  15. Marco Battaglini & Stephen Coate, 2007. "Inefficiency in Legislative Policymaking: A Dynamic Analysis," American Economic Review, American Economic Association, vol. 97(1), pages 118-149, March.
  16. Weber, Anke, 2008. "Communication, decision-making and the optimal degree of transparency of monetary policy committees," Discussion Paper Series 1: Economic Studies 2008,02, Deutsche Bundesbank, Research Centre.
  17. Petra Gerlach-Kristen, 2009. "Outsiders at the Bank of England's MPC," Journal of Money, Credit and Banking, Blackwell Publishing, vol. 41(6), pages 1099-1115, 09.
  18. Christopher J. Waller, 2000. "Policy Boards And Policy Smoothing," The Quarterly Journal of Economics, MIT Press, vol. 115(1), pages 305-339, February.
  19. Arnab Bhattacharjee & Sean Holly, 2006. "Taking Personalities out of Monetary Policy Decision Making? Interactions, Heterogeneity and Committee Decisions in the Bank of England’s MPC," CDMA Working Paper Series 200612, Centre for Dynamic Macroeconomic Analysis.
  20. Blinder, Alan S & Morgan, John, 2005. "Are Two Heads Better than One? Monetary Policy by Committee," Journal of Money, Credit and Banking, Blackwell Publishing, vol. 37(5), pages 789-811, October.
Full references (including those not matched with items on IDEAS)

This item is not listed on Wikipedia, on a reading list or among the top items on IDEAS.

When requesting a correction, please mention this item's handle: RePEc:red:sed008:142. See general information about how to correct material in RePEc.

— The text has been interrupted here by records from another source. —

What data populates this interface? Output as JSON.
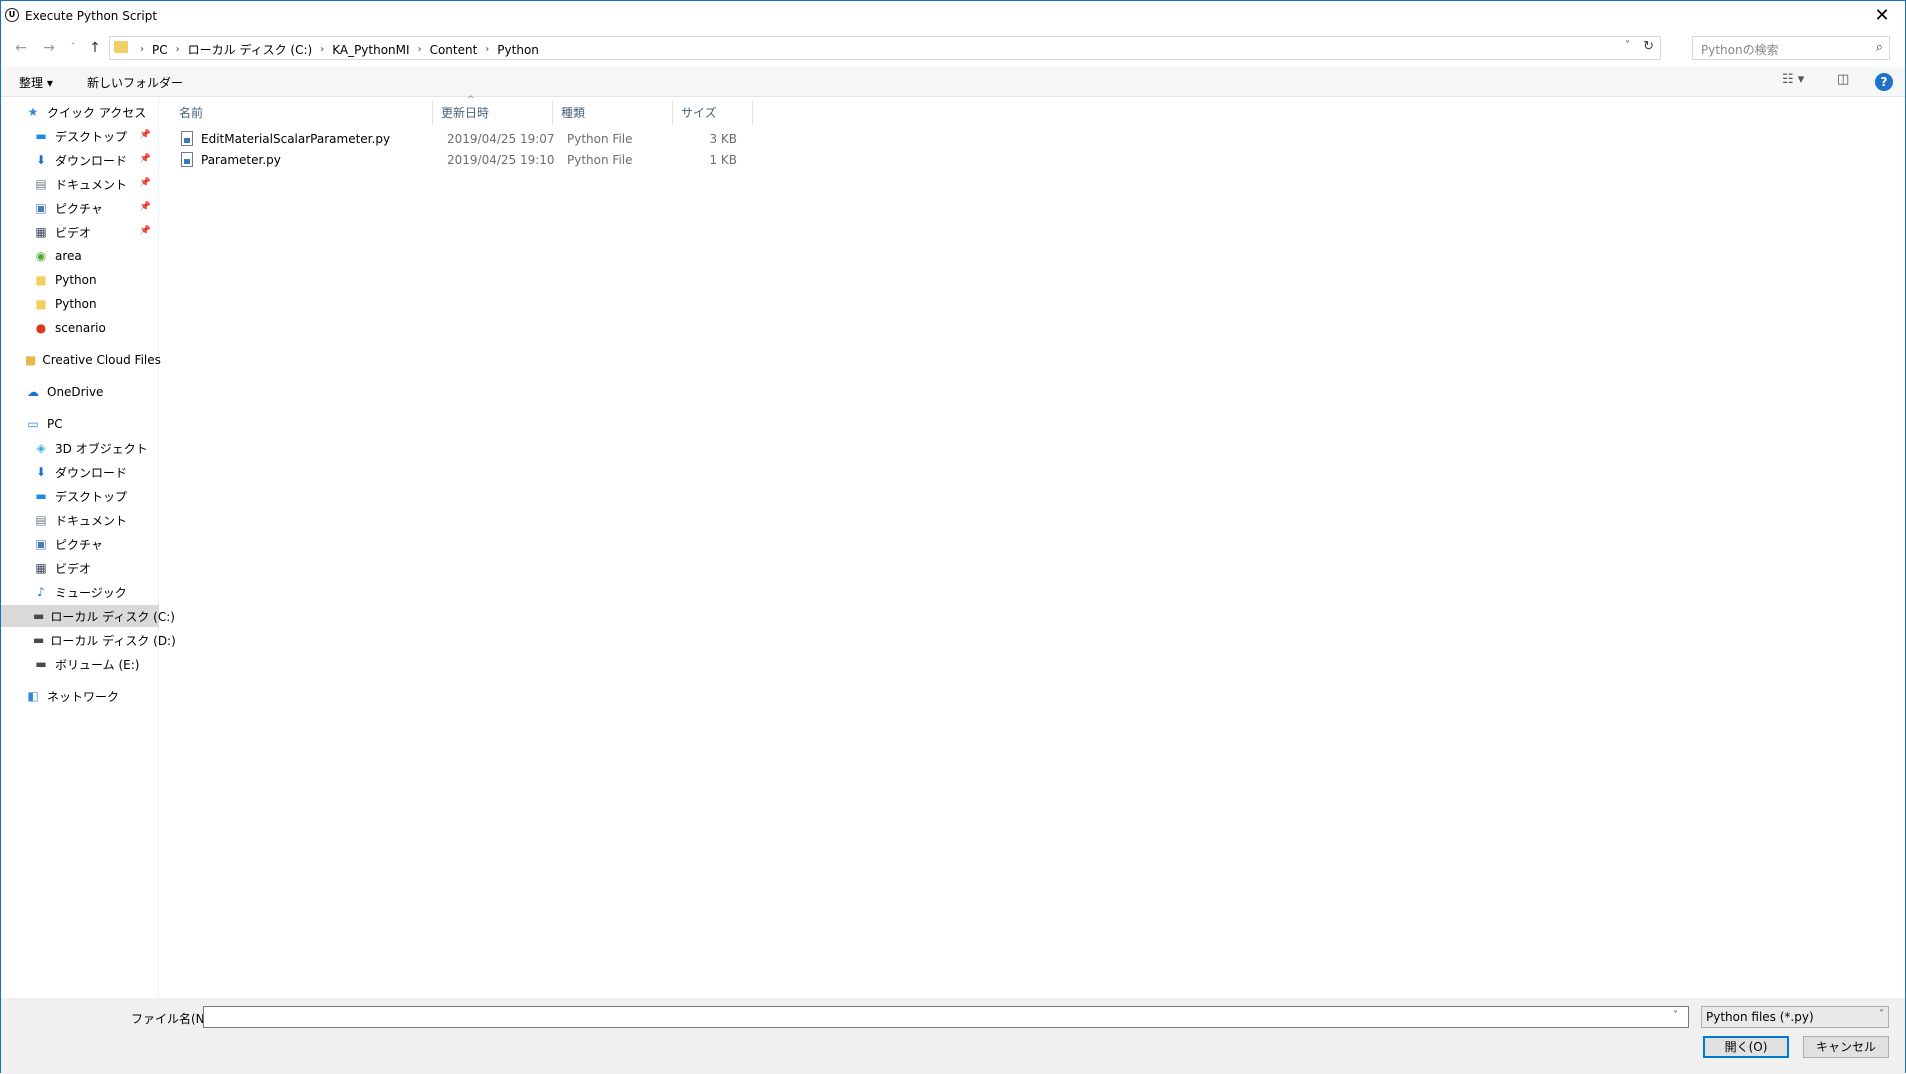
{
  "window": {
    "title": "Execute Python Script",
    "close_glyph": "✕",
    "app_icon_text": "U"
  },
  "address": {
    "crumbs": [
      "PC",
      "ローカル ディスク (C:)",
      "KA_PythonMI",
      "Content",
      "Python"
    ],
    "search_placeholder": "Pythonの検索"
  },
  "toolbar": {
    "organize": "整理 ▾",
    "new_folder": "新しいフォルダー",
    "help": "?"
  },
  "nav": {
    "items": [
      {
        "label": "クイック アクセス",
        "icon": "star-icon",
        "glyph": "★",
        "color": "#3a87d4",
        "indent": 0,
        "pinned": false,
        "top": 0
      },
      {
        "label": "デスクトップ",
        "icon": "desktop-icon",
        "glyph": "▬",
        "color": "#1e88e5",
        "indent": 1,
        "pinned": true
      },
      {
        "label": "ダウンロード",
        "icon": "download-icon",
        "glyph": "⬇",
        "color": "#1e6fc9",
        "indent": 1,
        "pinned": true
      },
      {
        "label": "ドキュメント",
        "icon": "document-icon",
        "glyph": "▤",
        "color": "#6d7b8a",
        "indent": 1,
        "pinned": true
      },
      {
        "label": "ピクチャ",
        "icon": "pictures-icon",
        "glyph": "▣",
        "color": "#4a7bb0",
        "indent": 1,
        "pinned": true
      },
      {
        "label": "ビデオ",
        "icon": "video-icon",
        "glyph": "▦",
        "color": "#3b4a5a",
        "indent": 1,
        "pinned": true
      },
      {
        "label": "area",
        "icon": "sync-folder-icon",
        "glyph": "◉",
        "color": "#5aa832",
        "indent": 1,
        "pinned": false
      },
      {
        "label": "Python",
        "icon": "folder-icon",
        "glyph": "■",
        "color": "#f2cf62",
        "indent": 1,
        "pinned": false
      },
      {
        "label": "Python",
        "icon": "folder-icon",
        "glyph": "■",
        "color": "#f2cf62",
        "indent": 1,
        "pinned": false
      },
      {
        "label": "scenario",
        "icon": "error-folder-icon",
        "glyph": "●",
        "color": "#d9381e",
        "indent": 1,
        "pinned": false
      },
      {
        "label": "Creative Cloud Files",
        "icon": "creative-cloud-icon",
        "glyph": "■",
        "color": "#e8b84a",
        "indent": 0,
        "pinned": false
      },
      {
        "label": "OneDrive",
        "icon": "onedrive-icon",
        "glyph": "☁",
        "color": "#1e73c9",
        "indent": 0,
        "pinned": false
      },
      {
        "label": "PC",
        "icon": "pc-icon",
        "glyph": "▭",
        "color": "#3a87d4",
        "indent": 0,
        "pinned": false
      },
      {
        "label": "3D オブジェクト",
        "icon": "3d-objects-icon",
        "glyph": "◈",
        "color": "#3cb0d8",
        "indent": 1,
        "pinned": false
      },
      {
        "label": "ダウンロード",
        "icon": "download-icon",
        "glyph": "⬇",
        "color": "#1e6fc9",
        "indent": 1,
        "pinned": false
      },
      {
        "label": "デスクトップ",
        "icon": "desktop-icon",
        "glyph": "▬",
        "color": "#1e88e5",
        "indent": 1,
        "pinned": false
      },
      {
        "label": "ドキュメント",
        "icon": "document-icon",
        "glyph": "▤",
        "color": "#6d7b8a",
        "indent": 1,
        "pinned": false
      },
      {
        "label": "ピクチャ",
        "icon": "pictures-icon",
        "glyph": "▣",
        "color": "#4a7bb0",
        "indent": 1,
        "pinned": false
      },
      {
        "label": "ビデオ",
        "icon": "video-icon",
        "glyph": "▦",
        "color": "#3b4a5a",
        "indent": 1,
        "pinned": false
      },
      {
        "label": "ミュージック",
        "icon": "music-icon",
        "glyph": "♪",
        "color": "#1e73c9",
        "indent": 1,
        "pinned": false
      },
      {
        "label": "ローカル ディスク (C:)",
        "icon": "drive-c-icon",
        "glyph": "▬",
        "color": "#4a4a4a",
        "indent": 1,
        "pinned": false,
        "selected": true
      },
      {
        "label": "ローカル ディスク (D:)",
        "icon": "drive-icon",
        "glyph": "▬",
        "color": "#4a4a4a",
        "indent": 1,
        "pinned": false
      },
      {
        "label": "ボリューム (E:)",
        "icon": "drive-icon",
        "glyph": "▬",
        "color": "#4a4a4a",
        "indent": 1,
        "pinned": false
      },
      {
        "label": "ネットワーク",
        "icon": "network-icon",
        "glyph": "◧",
        "color": "#3a87d4",
        "indent": 0,
        "pinned": false
      }
    ]
  },
  "files": {
    "columns": [
      "名前",
      "更新日時",
      "種類",
      "サイズ"
    ],
    "rows": [
      {
        "name": "EditMaterialScalarParameter.py",
        "date": "2019/04/25 19:07",
        "type": "Python File",
        "size": "3 KB"
      },
      {
        "name": "Parameter.py",
        "date": "2019/04/25 19:10",
        "type": "Python File",
        "size": "1 KB"
      }
    ]
  },
  "bottom": {
    "filename_label": "ファイル名(N):",
    "filename_value": "",
    "filter_value": "Python files (*.py)",
    "open_label": "開く(O)",
    "cancel_label": "キャンセル"
  }
}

For technical questions regarding this item, or to correct its authors, title, abstract, bibliographic or download information, contact: (Christian Zimmermann)

If you have authored this item and are not yet registered with RePEc, we encourage you to do it here. This allows to link your profile to this item. It also allows you to accept potential citations to this item that we are uncertain about.

If references are entirely missing, you can add them using this form.

If the full references list an item that is present in RePEc, but the system did not link to it, you can help with this form.

If you know of missing items citing this one, you can help us creating those links by adding the relevant references in the same way as above, for each refering item. If you are a registered author of this item, you may also want to check the "citations" tab in your profile, as there may be some citations waiting for confirmation.

Please note that corrections may take a couple of weeks to filter through the various RePEc services.

This information is provided to you by IDEAS at the Research Division of the Federal Reserve Bank of St. Louis using RePEc data.